**What the task requires:** Reproduce the data, keeping every word exactly as it is.

**Material for this exercise:**
-------------------------

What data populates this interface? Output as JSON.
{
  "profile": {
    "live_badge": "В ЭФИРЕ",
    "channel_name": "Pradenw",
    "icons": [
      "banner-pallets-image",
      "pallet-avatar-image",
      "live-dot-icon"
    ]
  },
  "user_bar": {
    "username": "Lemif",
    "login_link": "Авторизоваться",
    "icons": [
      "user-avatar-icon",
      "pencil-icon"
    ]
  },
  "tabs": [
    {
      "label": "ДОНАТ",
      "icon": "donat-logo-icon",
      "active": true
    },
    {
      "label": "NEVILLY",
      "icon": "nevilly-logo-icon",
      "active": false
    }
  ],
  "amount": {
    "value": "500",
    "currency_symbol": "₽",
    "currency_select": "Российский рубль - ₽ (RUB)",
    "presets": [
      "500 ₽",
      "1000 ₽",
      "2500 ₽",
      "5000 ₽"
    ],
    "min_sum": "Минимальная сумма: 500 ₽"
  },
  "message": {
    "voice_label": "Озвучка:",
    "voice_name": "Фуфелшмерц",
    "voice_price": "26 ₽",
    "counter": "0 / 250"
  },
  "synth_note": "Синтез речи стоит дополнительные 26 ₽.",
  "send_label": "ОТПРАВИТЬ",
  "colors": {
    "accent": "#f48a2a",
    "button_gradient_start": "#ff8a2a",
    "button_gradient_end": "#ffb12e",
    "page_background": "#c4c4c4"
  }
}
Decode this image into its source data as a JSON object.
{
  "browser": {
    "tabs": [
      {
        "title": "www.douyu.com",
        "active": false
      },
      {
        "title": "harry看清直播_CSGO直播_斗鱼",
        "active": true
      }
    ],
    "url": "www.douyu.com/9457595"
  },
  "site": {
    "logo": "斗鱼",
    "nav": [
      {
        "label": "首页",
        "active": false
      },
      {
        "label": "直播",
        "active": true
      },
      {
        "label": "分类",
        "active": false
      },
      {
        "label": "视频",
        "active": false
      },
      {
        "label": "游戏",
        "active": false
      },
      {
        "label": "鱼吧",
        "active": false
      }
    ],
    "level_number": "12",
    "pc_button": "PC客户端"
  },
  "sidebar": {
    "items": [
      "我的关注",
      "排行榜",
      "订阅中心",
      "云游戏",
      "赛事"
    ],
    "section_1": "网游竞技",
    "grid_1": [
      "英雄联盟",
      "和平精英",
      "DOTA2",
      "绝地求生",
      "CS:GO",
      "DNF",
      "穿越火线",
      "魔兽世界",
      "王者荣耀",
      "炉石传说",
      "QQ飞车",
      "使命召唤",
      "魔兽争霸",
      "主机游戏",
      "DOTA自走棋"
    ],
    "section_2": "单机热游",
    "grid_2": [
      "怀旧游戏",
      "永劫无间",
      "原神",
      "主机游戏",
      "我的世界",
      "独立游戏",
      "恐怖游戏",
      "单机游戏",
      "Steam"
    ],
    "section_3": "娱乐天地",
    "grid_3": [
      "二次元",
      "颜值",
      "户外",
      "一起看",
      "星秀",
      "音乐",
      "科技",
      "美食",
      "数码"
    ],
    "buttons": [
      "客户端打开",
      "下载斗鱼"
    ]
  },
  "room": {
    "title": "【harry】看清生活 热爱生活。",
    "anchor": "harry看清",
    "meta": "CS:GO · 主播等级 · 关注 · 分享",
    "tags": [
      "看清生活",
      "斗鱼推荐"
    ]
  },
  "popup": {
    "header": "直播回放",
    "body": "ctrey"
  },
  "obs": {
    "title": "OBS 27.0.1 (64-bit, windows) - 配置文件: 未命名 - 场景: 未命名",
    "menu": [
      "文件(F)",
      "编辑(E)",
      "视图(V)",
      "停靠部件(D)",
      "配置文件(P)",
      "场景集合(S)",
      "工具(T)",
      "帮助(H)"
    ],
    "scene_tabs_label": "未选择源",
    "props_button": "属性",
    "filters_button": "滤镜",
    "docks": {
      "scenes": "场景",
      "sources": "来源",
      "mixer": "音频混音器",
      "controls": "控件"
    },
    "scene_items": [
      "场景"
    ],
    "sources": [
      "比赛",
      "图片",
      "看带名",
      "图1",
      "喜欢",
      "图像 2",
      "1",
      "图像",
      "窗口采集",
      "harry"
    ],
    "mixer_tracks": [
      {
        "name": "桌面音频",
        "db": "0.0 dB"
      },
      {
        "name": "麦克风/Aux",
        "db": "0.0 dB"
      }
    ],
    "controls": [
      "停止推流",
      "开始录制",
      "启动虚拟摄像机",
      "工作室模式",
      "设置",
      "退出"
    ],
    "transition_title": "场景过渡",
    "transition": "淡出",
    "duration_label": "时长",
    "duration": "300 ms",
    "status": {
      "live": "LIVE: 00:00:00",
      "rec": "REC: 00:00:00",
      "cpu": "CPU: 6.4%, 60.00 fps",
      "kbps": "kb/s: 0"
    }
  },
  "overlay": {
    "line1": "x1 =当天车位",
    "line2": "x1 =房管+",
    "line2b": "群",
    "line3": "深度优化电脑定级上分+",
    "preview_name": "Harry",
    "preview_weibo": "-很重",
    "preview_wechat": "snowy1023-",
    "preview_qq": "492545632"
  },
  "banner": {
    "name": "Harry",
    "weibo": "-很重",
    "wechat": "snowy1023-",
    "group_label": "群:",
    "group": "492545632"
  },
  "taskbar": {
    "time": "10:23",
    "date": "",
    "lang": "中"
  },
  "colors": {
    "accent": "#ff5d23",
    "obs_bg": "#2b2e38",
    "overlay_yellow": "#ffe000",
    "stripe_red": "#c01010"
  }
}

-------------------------

**Answer area:**
What data populates this interface? Output as JSON.
{
  "profile": {
    "live_badge": "В ЭФИРЕ",
    "channel_name": "Pradenw",
    "icons": [
      "banner-pallets-image",
      "pallet-avatar-image",
      "live-dot-icon"
    ]
  },
  "user_bar": {
    "username": "Lemif",
    "login_link": "Авторизоваться",
    "icons": [
      "user-avatar-icon",
      "pencil-icon"
    ]
  },
  "tabs": [
    {
      "label": "ДОНАТ",
      "icon": "donat-logo-icon",
      "active": true
    },
    {
      "label": "NEVILLY",
      "icon": "nevilly-logo-icon",
      "active": false
    }
  ],
  "amount": {
    "value": "500",
    "currency_symbol": "₽",
    "currency_select": "Российский рубль - ₽ (RUB)",
    "presets": [
      "500 ₽",
      "1000 ₽",
      "2500 ₽",
      "5000 ₽"
    ],
    "min_sum": "Минимальная сумма: 500 ₽"
  },
  "message": {
    "voice_label": "Озвучка:",
    "voice_name": "Фуфелшмерц",
    "voice_price": "26 ₽",
    "counter": "0 / 250"
  },
  "synth_note": "Синтез речи стоит дополнительные 26 ₽.",
  "send_label": "ОТПРАВИТЬ",
  "colors": {
    "accent": "#f48a2a",
    "button_gradient_start": "#ff8a2a",
    "button_gradient_end": "#ffb12e",
    "page_background": "#c4c4c4"
  }
}
Decode this image into its source data as a JSON object.
{
  "browser": {
    "tabs": [
      {
        "title": "www.douyu.com",
        "active": false
      },
      {
        "title": "harry看清直播_CSGO直播_斗鱼",
        "active": true
      }
    ],
    "url": "www.douyu.com/9457595"
  },
  "site": {
    "logo": "斗鱼",
    "nav": [
      {
        "label": "首页",
        "active": false
      },
      {
        "label": "直播",
        "active": true
      },
      {
        "label": "分类",
        "active": false
      },
      {
        "label": "视频",
        "active": false
      },
      {
        "label": "游戏",
        "active": false
      },
      {
        "label": "鱼吧",
        "active": false
      }
    ],
    "level_number": "12",
    "pc_button": "PC客户端"
  },
  "sidebar": {
    "items": [
      "我的关注",
      "排行榜",
      "订阅中心",
      "云游戏",
      "赛事"
    ],
    "section_1": "网游竞技",
    "grid_1": [
      "英雄联盟",
      "和平精英",
      "DOTA2",
      "绝地求生",
      "CS:GO",
      "DNF",
      "穿越火线",
      "魔兽世界",
      "王者荣耀",
      "炉石传说",
      "QQ飞车",
      "使命召唤",
      "魔兽争霸",
      "主机游戏",
      "DOTA自走棋"
    ],
    "section_2": "单机热游",
    "grid_2": [
      "怀旧游戏",
      "永劫无间",
      "原神",
      "主机游戏",
      "我的世界",
      "独立游戏",
      "恐怖游戏",
      "单机游戏",
      "Steam"
    ],
    "section_3": "娱乐天地",
    "grid_3": [
      "二次元",
      "颜值",
      "户外",
      "一起看",
      "星秀",
      "音乐",
      "科技",
      "美食",
      "数码"
    ],
    "buttons": [
      "客户端打开",
      "下载斗鱼"
    ]
  },
  "room": {
    "title": "【harry】看清生活 热爱生活。",
    "anchor": "harry看清",
    "meta": "CS:GO · 主播等级 · 关注 · 分享",
    "tags": [
      "看清生活",
      "斗鱼推荐"
    ]
  },
  "popup": {
    "header": "直播回放",
    "body": "ctrey"
  },
  "obs": {
    "title": "OBS 27.0.1 (64-bit, windows) - 配置文件: 未命名 - 场景: 未命名",
    "menu": [
      "文件(F)",
      "编辑(E)",
      "视图(V)",
      "停靠部件(D)",
      "配置文件(P)",
      "场景集合(S)",
      "工具(T)",
      "帮助(H)"
    ],
    "scene_tabs_label": "未选择源",
    "props_button": "属性",
    "filters_button": "滤镜",
    "docks": {
      "scenes": "场景",
      "sources": "来源",
      "mixer": "音频混音器",
      "controls": "控件"
    },
    "scene_items": [
      "场景"
    ],
    "sources": [
      "比赛",
      "图片",
      "看带名",
      "图1",
      "喜欢",
      "图像 2",
      "1",
      "图像",
      "窗口采集",
      "harry"
    ],
    "mixer_tracks": [
      {
        "name": "桌面音频",
        "db": "0.0 dB"
      },
      {
        "name": "麦克风/Aux",
        "db": "0.0 dB"
      }
    ],
    "controls": [
      "停止推流",
      "开始录制",
      "启动虚拟摄像机",
      "工作室模式",
      "设置",
      "退出"
    ],
    "transition_title": "场景过渡",
    "transition": "淡出",
    "duration_label": "时长",
    "duration": "300 ms",
    "status": {
      "live": "LIVE: 00:00:00",
      "rec": "REC: 00:00:00",
      "cpu": "CPU: 6.4%, 60.00 fps",
      "kbps": "kb/s: 0"
    }
  },
  "overlay": {
    "line1": "x1 =当天车位",
    "line2": "x1 =房管+",
    "line2b": "群",
    "line3": "深度优化电脑定级上分+",
    "preview_name": "Harry",
    "preview_weibo": "-很重",
    "preview_wechat": "snowy1023-",
    "preview_qq": "492545632"
  },
  "banner": {
    "name": "Harry",
    "weibo": "-很重",
    "wechat": "snowy1023-",
    "group_label": "群:",
    "group": "492545632"
  },
  "taskbar": {
    "time": "10:23",
    "date": "",
    "lang": "中"
  },
  "colors": {
    "accent": "#ff5d23",
    "obs_bg": "#2b2e38",
    "overlay_yellow": "#ffe000",
    "stripe_red": "#c01010"
  }
}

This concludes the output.